Jazz vocalist Stacey Kent returns to Salt Lake City on Feb. 23 at the Capitol Theatre for the first leg of her 2015 world tour.
It’s no surprise that Salt Lake City is one of only three stops in the United States for Kent this year. This is her fifth visit to the Jazz SLC concert series.
“I don’t always tour as much as I did last year," Kent said over a Skype interview during a family ski trip in Aspen, Colorado. "My husband (tenor saxophonist Jim Tomlinson) and I were in 30 countries, and my body needs rest. I’ve accepted only three concerts in the States because the venues are so special to me. I agreed to come back to Salt Lake because of the jazz series Gordon Hanks has developed and because I feel such a powerful connection to the landscape and the people of Utah. We get each other.”
What makes Kent unique among her peers is her ability to change direction and language on stage at any given moment. Her mastery of French, Italian, German and Portuguese contribute greatly to her international popularity.
“I’ve always been interested in language and there is something very intimate and personal if you can sing to people in their own language," Kent said. "The human element, the connection between the audience and me, is very grounding and I try to sing the way I speak to people.”

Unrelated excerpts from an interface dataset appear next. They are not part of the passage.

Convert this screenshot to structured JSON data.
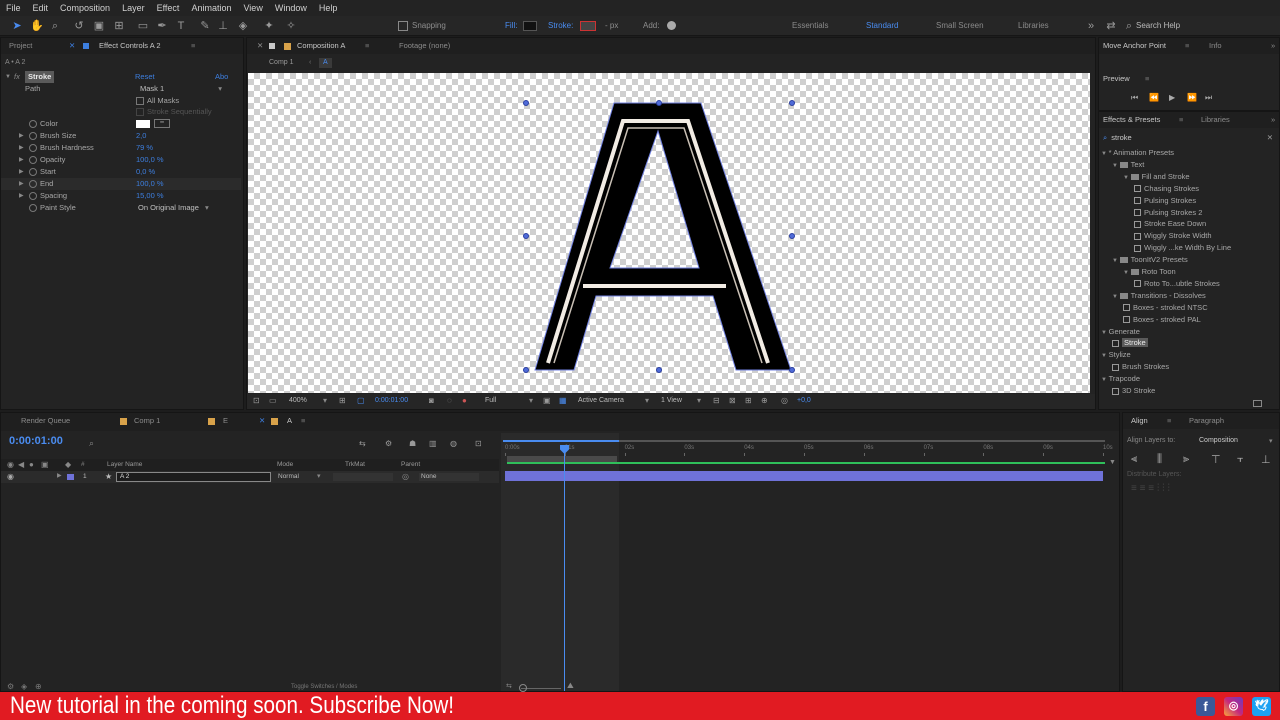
{
  "menu": [
    "File",
    "Edit",
    "Composition",
    "Layer",
    "Effect",
    "Animation",
    "View",
    "Window",
    "Help"
  ],
  "toolbar": {
    "snapping": "Snapping",
    "fill": "Fill:",
    "stroke": "Stroke:",
    "stroke_unit": "- px",
    "add": "Add:",
    "workspaces": [
      "Essentials",
      "Standard",
      "Small Screen",
      "Libraries"
    ],
    "active_workspace": "Standard",
    "search_help": "Search Help"
  },
  "project_panel": {
    "tab_project": "Project",
    "tab_effect_controls": "Effect Controls A 2",
    "layer_path": "A • A 2",
    "effect": {
      "name": "Stroke",
      "reset": "Reset",
      "about": "Abo",
      "path_label": "Path",
      "path_value": "Mask 1",
      "all_masks": "All Masks",
      "stroke_seq": "Stroke Sequentially",
      "props": [
        {
          "label": "Color",
          "value": ""
        },
        {
          "label": "Brush Size",
          "value": "2,0"
        },
        {
          "label": "Brush Hardness",
          "value": "79 %"
        },
        {
          "label": "Opacity",
          "value": "100,0 %"
        },
        {
          "label": "Start",
          "value": "0,0 %"
        },
        {
          "label": "End",
          "value": "100,0 %"
        },
        {
          "label": "Spacing",
          "value": "15,00 %"
        },
        {
          "label": "Paint Style",
          "value": "On Original Image"
        }
      ]
    }
  },
  "composition": {
    "tab": "Composition A",
    "footage_tab": "Footage (none)",
    "breadcrumb_1": "Comp 1",
    "breadcrumb_2": "A",
    "glyph": "A",
    "zoom": "400%",
    "timecode": "0:00:01:00",
    "resolution": "Full",
    "camera": "Active Camera",
    "view": "1 View",
    "exposure": "+0,0"
  },
  "right_top": {
    "tab_anchor": "Move Anchor Point",
    "tab_info": "Info",
    "preview_title": "Preview"
  },
  "effects_presets": {
    "tab": "Effects & Presets",
    "tab_libraries": "Libraries",
    "search": "stroke",
    "tree": [
      {
        "level": 0,
        "type": "cat",
        "label": "* Animation Presets"
      },
      {
        "level": 1,
        "type": "folder",
        "label": "Text"
      },
      {
        "level": 2,
        "type": "folder",
        "label": "Fill and Stroke"
      },
      {
        "level": 3,
        "type": "preset",
        "label": "Chasing Strokes"
      },
      {
        "level": 3,
        "type": "preset",
        "label": "Pulsing Strokes"
      },
      {
        "level": 3,
        "type": "preset",
        "label": "Pulsing Strokes 2"
      },
      {
        "level": 3,
        "type": "preset",
        "label": "Stroke Ease Down"
      },
      {
        "level": 3,
        "type": "preset",
        "label": "Wiggly Stroke Width"
      },
      {
        "level": 3,
        "type": "preset",
        "label": "Wiggly ...ke Width By Line"
      },
      {
        "level": 1,
        "type": "folder",
        "label": "ToonItV2 Presets"
      },
      {
        "level": 2,
        "type": "folder",
        "label": "Roto Toon"
      },
      {
        "level": 3,
        "type": "preset",
        "label": "Roto To...ubtle Strokes"
      },
      {
        "level": 1,
        "type": "folder",
        "label": "Transitions - Dissolves"
      },
      {
        "level": 2,
        "type": "preset",
        "label": "Boxes - stroked NTSC"
      },
      {
        "level": 2,
        "type": "preset",
        "label": "Boxes - stroked PAL"
      },
      {
        "level": 0,
        "type": "cat",
        "label": "Generate"
      },
      {
        "level": 1,
        "type": "preset",
        "label": "Stroke",
        "selected": true
      },
      {
        "level": 0,
        "type": "cat",
        "label": "Stylize"
      },
      {
        "level": 1,
        "type": "preset",
        "label": "Brush Strokes"
      },
      {
        "level": 0,
        "type": "cat",
        "label": "Trapcode"
      },
      {
        "level": 1,
        "type": "preset",
        "label": "3D Stroke"
      }
    ]
  },
  "timeline": {
    "tab_render": "Render Queue",
    "tab_comp1": "Comp 1",
    "tab_e": "E",
    "tab_a": "A",
    "timecode": "0:00:01:00",
    "col_layer_name": "Layer Name",
    "col_mode": "Mode",
    "col_trkmat": "TrkMat",
    "col_parent": "Parent",
    "layer_num": "1",
    "layer_name": "A 2",
    "layer_mode": "Normal",
    "layer_parent": "None",
    "ticks": [
      "0:00s",
      "01s",
      "02s",
      "03s",
      "04s",
      "05s",
      "06s",
      "07s",
      "08s",
      "09s",
      "10s"
    ],
    "toggle": "Toggle Switches / Modes"
  },
  "align": {
    "tab": "Align",
    "tab_paragraph": "Paragraph",
    "align_to_label": "Align Layers to:",
    "align_to_value": "Composition",
    "distribute": "Distribute Layers:"
  },
  "banner": {
    "text": "New tutorial in the coming soon. Subscribe Now!",
    "color": "#e11b22"
  },
  "social": [
    "facebook-icon",
    "instagram-icon",
    "twitter-icon"
  ]
}
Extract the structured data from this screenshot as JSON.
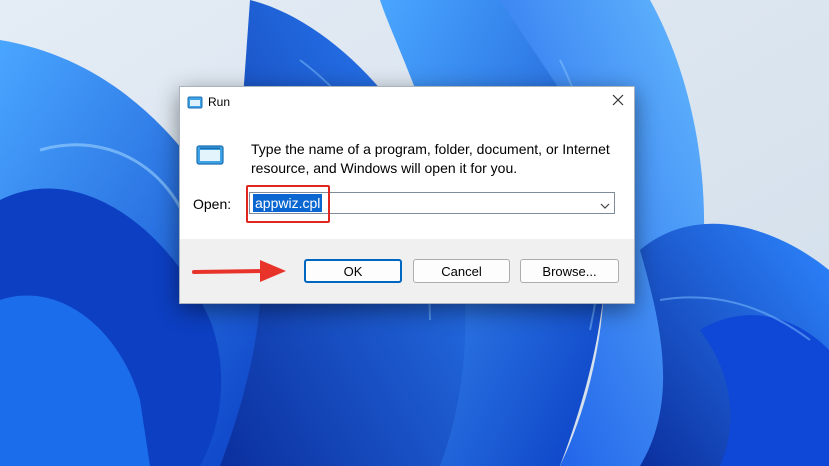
{
  "window": {
    "title": "Run",
    "description": "Type the name of a program, folder, document, or Internet resource, and Windows will open it for you."
  },
  "open_field": {
    "label": "Open:",
    "value": "appwiz.cpl"
  },
  "buttons": {
    "ok": "OK",
    "cancel": "Cancel",
    "browse": "Browse..."
  },
  "icons": {
    "title": "run-icon",
    "close": "close-icon",
    "program": "program-window-icon",
    "dropdown": "chevron-down-icon",
    "annotation_arrow": "arrow-right-icon"
  },
  "colors": {
    "selection": "#0a66d0",
    "annotation": "#e0261f",
    "default_button_border": "#0067c0",
    "footer": "#f0f0f0"
  }
}
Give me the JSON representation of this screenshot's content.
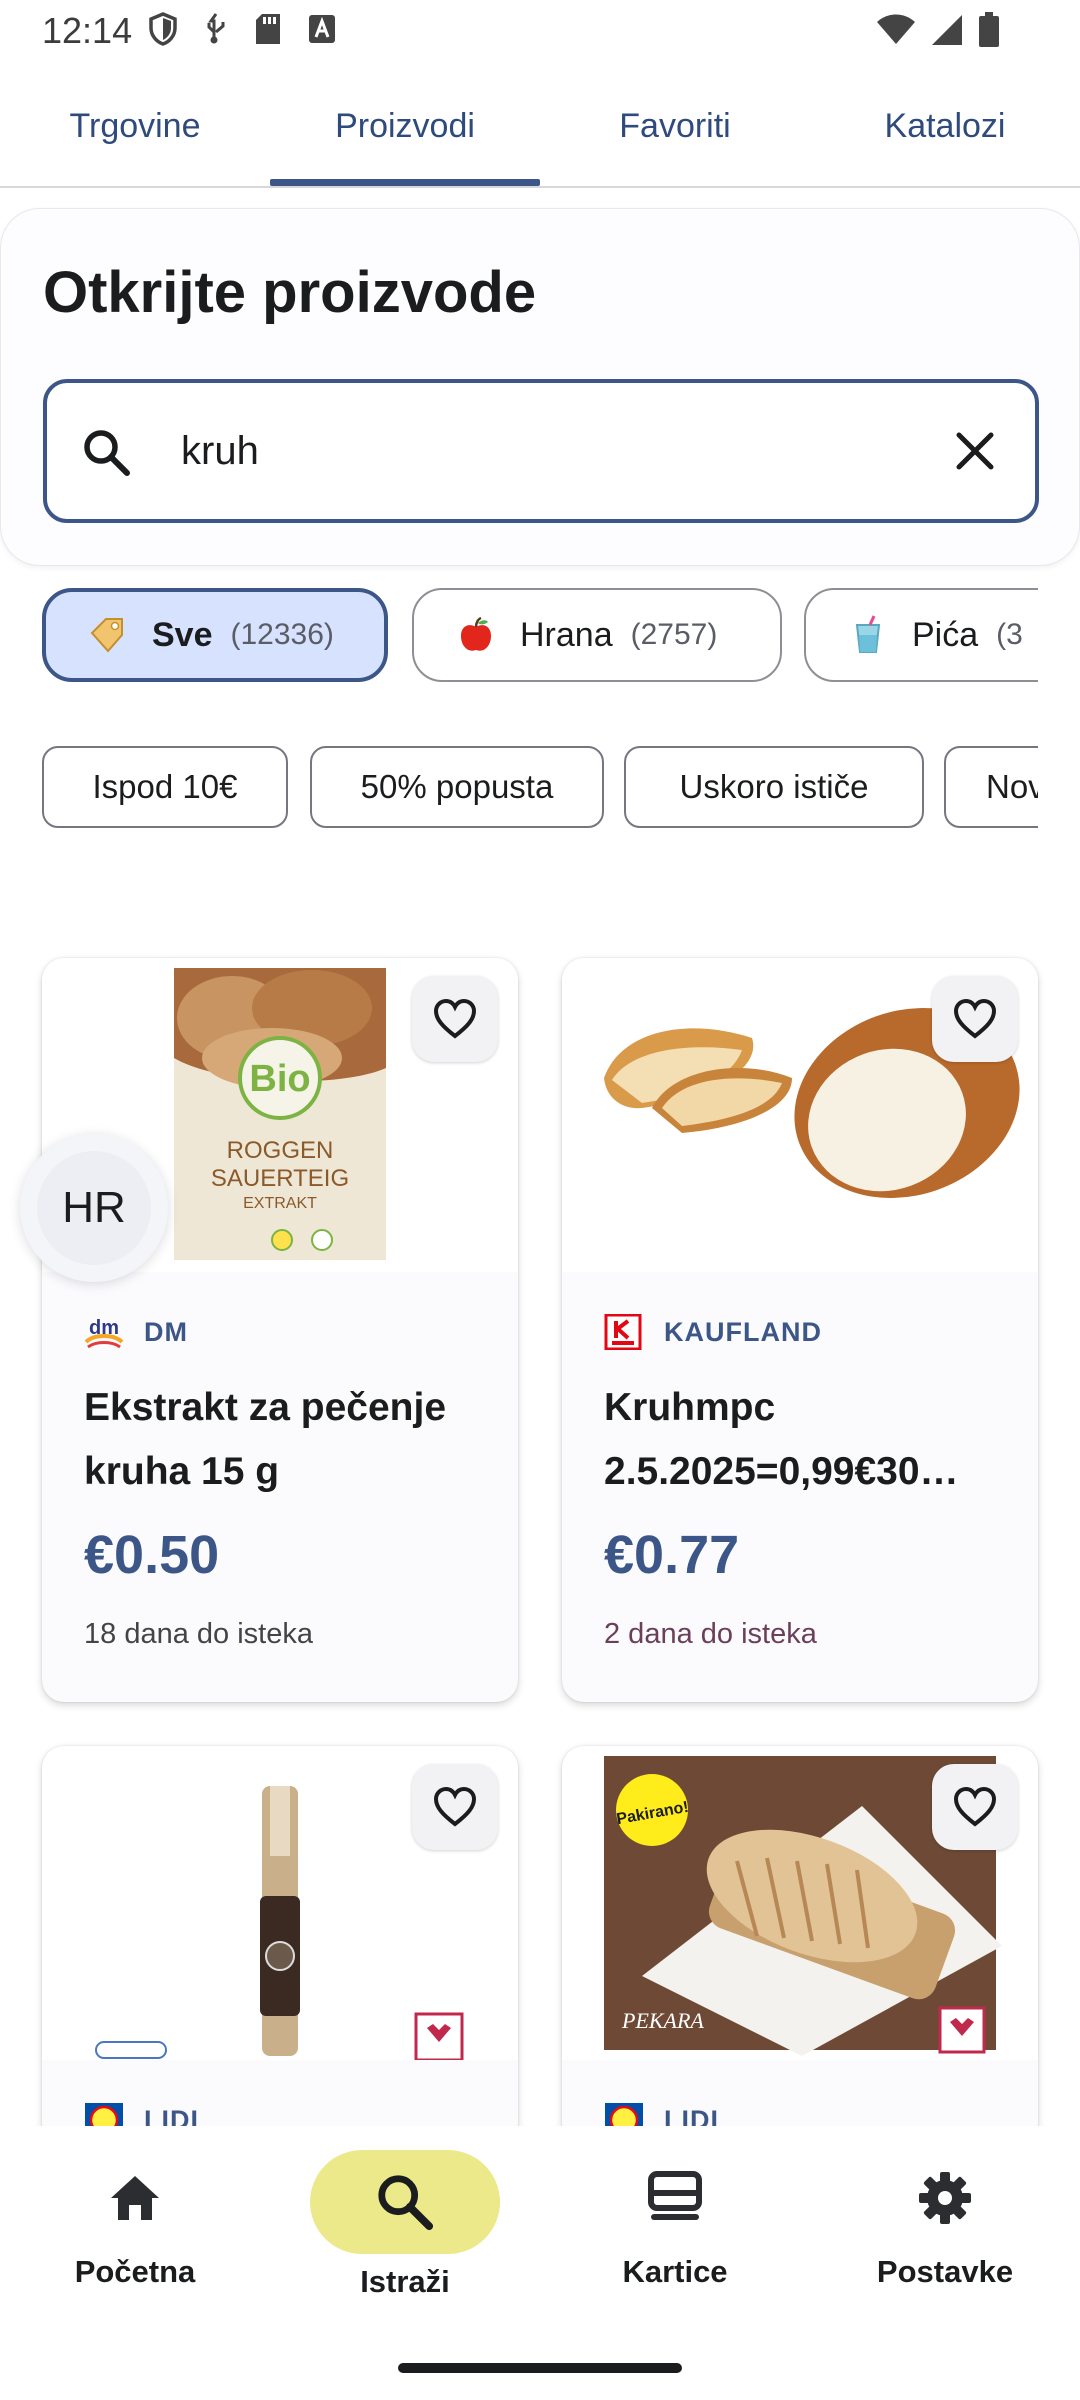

Kent exhibits a curiosity of the human spirit that has fueled and informed both her music and her life.
“Growing up, I was immediately drawn to jazz," she said. "I liked the possibility jazz offered me and it wasn’t as limiting as rock and roll. There were more chords to play with, and I like classical music for the very same reason.”
Among the names that shaped and influenced her music are Stan Getz and Astrud Gilberto. Kent also cited her passion for Brazilian music and musicians. “And of course, some of the greatest influences would have to be Jobim, Sergio Mendes, Luiz Bonfa and Django Reinhardt," she said. "Their music reflects the human condition and one can immediately feel the sadness and sense of longing in lyrics and compositions.”
Kent is reverential when she speaks of her paternal grandfather, who fled Russia during the Bolshevik revolution and lived in France before immigrating to the United States.
“My grandfather was such a pivotal mentor in my life," she said. "When I was growing up we used to listen to all types of music together. He was the person who taught me French and he used to recite poems by Baudelaire to me when I was very small. He looked at life with such tenderness, and it affected me deeply in the way I listen to music. Brazilian music resonates with me because of that intimate connection. It’s emotional in a very understated way and it has the ability to transform sadness into beauty. In our concerts, I try to find that balance.”
If you go ...
What: Jazz SLC featuring Stacey Kent
When: Feb. 23, 7:30 p.m.
Where: Capitol Theatre, 50 W. 200 South
Tickets: $34.50 for adults, $10 for students with ID
Jeff Metcalf is a professor of English at the University of Utah and an avid jazz fan.